- title allows display of content when the mouse pointer is positioned over the area of the image
- alt defines the text to be displayed in the event of failing to load the image (Alt Text)
So it turns out to be very important to always add these two properties to the images that you consider strategic (like the brand logo, the visual, the product, etc.), giving them values with a description of what it contains the image.
Let’s see how the attribute title works: you can see from the figure that a little window appeared under the cursor with the text entered in code. So we can take advantage of this part to add additional information that would complement what is present in the image.
Let’s go on now to analyze the behavior of the attribute alt, where there is surely more room for action.
The screenshot below shows you how the newsletter would display for an email client that excludes uploading images. You can see the classic blue and purple links that respectively show the presence of a link and a previously visited link.
Obviously anyone who does email marketing does not settle for this much: ok, a text with a link appear when the image isn’t shown, but for sure this view is visually an eyesore, too difficult to read.
Can you improve this situation? Here comes CSS to the rescue. By applying inline style to the image as if it were a text, we can define not only the color (note the social media block), but also the size, the font and the underline.
Let’s see the full code. Note that in addition to the attributes alt and title, the image has an inline style on it that defines the size (16px), the font type (Helvetica, Arial, …) and the text color (#ffffff) when the image is not loaded.
This way, even if the images won’t show properly, at least you won’t have a complete loss of information. Applying this technique we still get information through a nicely formatted text and in addition it highlights the existence of a clickable link to go to.
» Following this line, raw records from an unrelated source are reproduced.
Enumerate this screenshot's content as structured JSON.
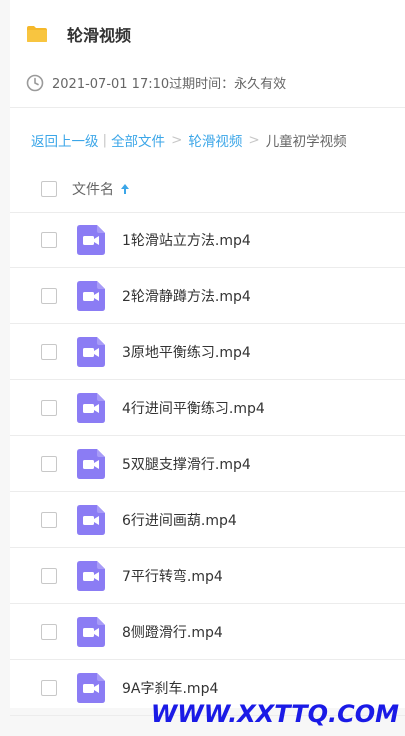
{
  "share": {
    "title": "轮滑视频",
    "folder_icon": "folder-icon",
    "folder_color": "#f5b82a",
    "expire_text": "2021-07-01 17:10过期时间：永久有效"
  },
  "breadcrumb": {
    "back": "返回上一级",
    "all_files": "全部文件",
    "parent": "轮滑视频",
    "current": "儿童初学视频",
    "link_color": "#3ba6e8"
  },
  "list": {
    "column_name": "文件名",
    "sort_icon": "arrow-up-icon",
    "files": [
      {
        "name": "1轮滑站立方法.mp4",
        "icon": "video-file-icon"
      },
      {
        "name": "2轮滑静蹲方法.mp4",
        "icon": "video-file-icon"
      },
      {
        "name": "3原地平衡练习.mp4",
        "icon": "video-file-icon"
      },
      {
        "name": "4行进间平衡练习.mp4",
        "icon": "video-file-icon"
      },
      {
        "name": "5双腿支撑滑行.mp4",
        "icon": "video-file-icon"
      },
      {
        "name": "6行进间画葫.mp4",
        "icon": "video-file-icon"
      },
      {
        "name": "7平行转弯.mp4",
        "icon": "video-file-icon"
      },
      {
        "name": "8侧蹬滑行.mp4",
        "icon": "video-file-icon"
      },
      {
        "name": "9A字刹车.mp4",
        "icon": "video-file-icon"
      }
    ],
    "video_icon_color": "#8b7cf4"
  },
  "watermark": "WWW.XXTTQ.COM"
}
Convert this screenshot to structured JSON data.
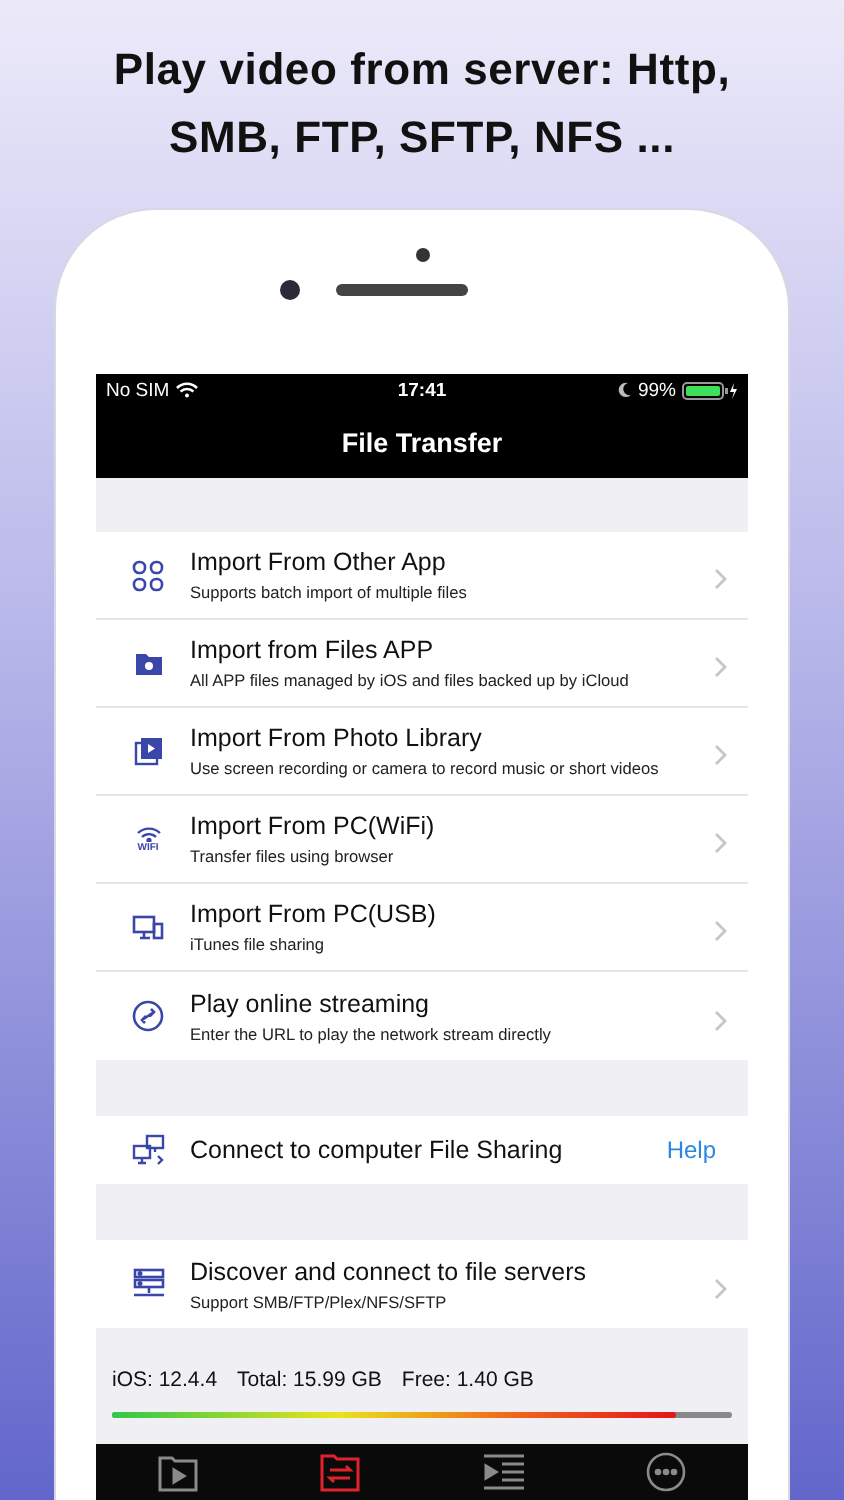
{
  "headline": "Play video from server: Http, SMB, FTP, SFTP, NFS ...",
  "status_bar": {
    "carrier": "No SIM",
    "time": "17:41",
    "battery": "99%"
  },
  "nav_bar": {
    "title": "File Transfer"
  },
  "sections": [
    {
      "rows": [
        {
          "kind": "apps",
          "title": "Import From Other App",
          "subtitle": "Supports batch import of multiple files"
        },
        {
          "kind": "folder",
          "title": "Import from Files APP",
          "subtitle": "All APP files managed by iOS and files backed up by iCloud"
        },
        {
          "kind": "video",
          "title": "Import From Photo Library",
          "subtitle": "Use screen recording or camera to record music or short videos"
        },
        {
          "kind": "wifi",
          "title": "Import From PC(WiFi)",
          "subtitle": "Transfer files using browser",
          "icon_text": "WIFI"
        },
        {
          "kind": "usb",
          "title": "Import From PC(USB)",
          "subtitle": "iTunes file sharing"
        },
        {
          "kind": "link",
          "title": "Play online streaming",
          "subtitle": "Enter the URL to play the network stream directly"
        }
      ]
    },
    {
      "rows": [
        {
          "kind": "share",
          "title": "Connect to computer File Sharing",
          "action": "Help"
        }
      ]
    },
    {
      "rows": [
        {
          "kind": "server",
          "title": "Discover and connect to file servers",
          "subtitle": "Support SMB/FTP/Plex/NFS/SFTP"
        }
      ]
    }
  ],
  "storage": {
    "ios": "iOS: 12.4.4",
    "total": "Total: 15.99 GB",
    "free": "Free: 1.40 GB",
    "level": 0.91
  },
  "tab_bar": [
    {
      "kind": "player",
      "selected": false
    },
    {
      "kind": "transfer",
      "selected": true
    },
    {
      "kind": "playlist",
      "selected": false
    },
    {
      "kind": "more",
      "selected": false
    }
  ]
}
- Make sure that the most important images have always values for alt and title attributes;
- Avoid exceeding the text entered, it might be too long and create several pages in the communication (for alt) or be difficult to use (for title);
- Make sure the alternate text color is easily readable both in terms of size and color, especially when you have a colored background;
- Preferably, leave the underlining to the alternate text with a link so that its function within the communication is easily recognizable.
What is your experience with images in email? Let us know in the comments section below!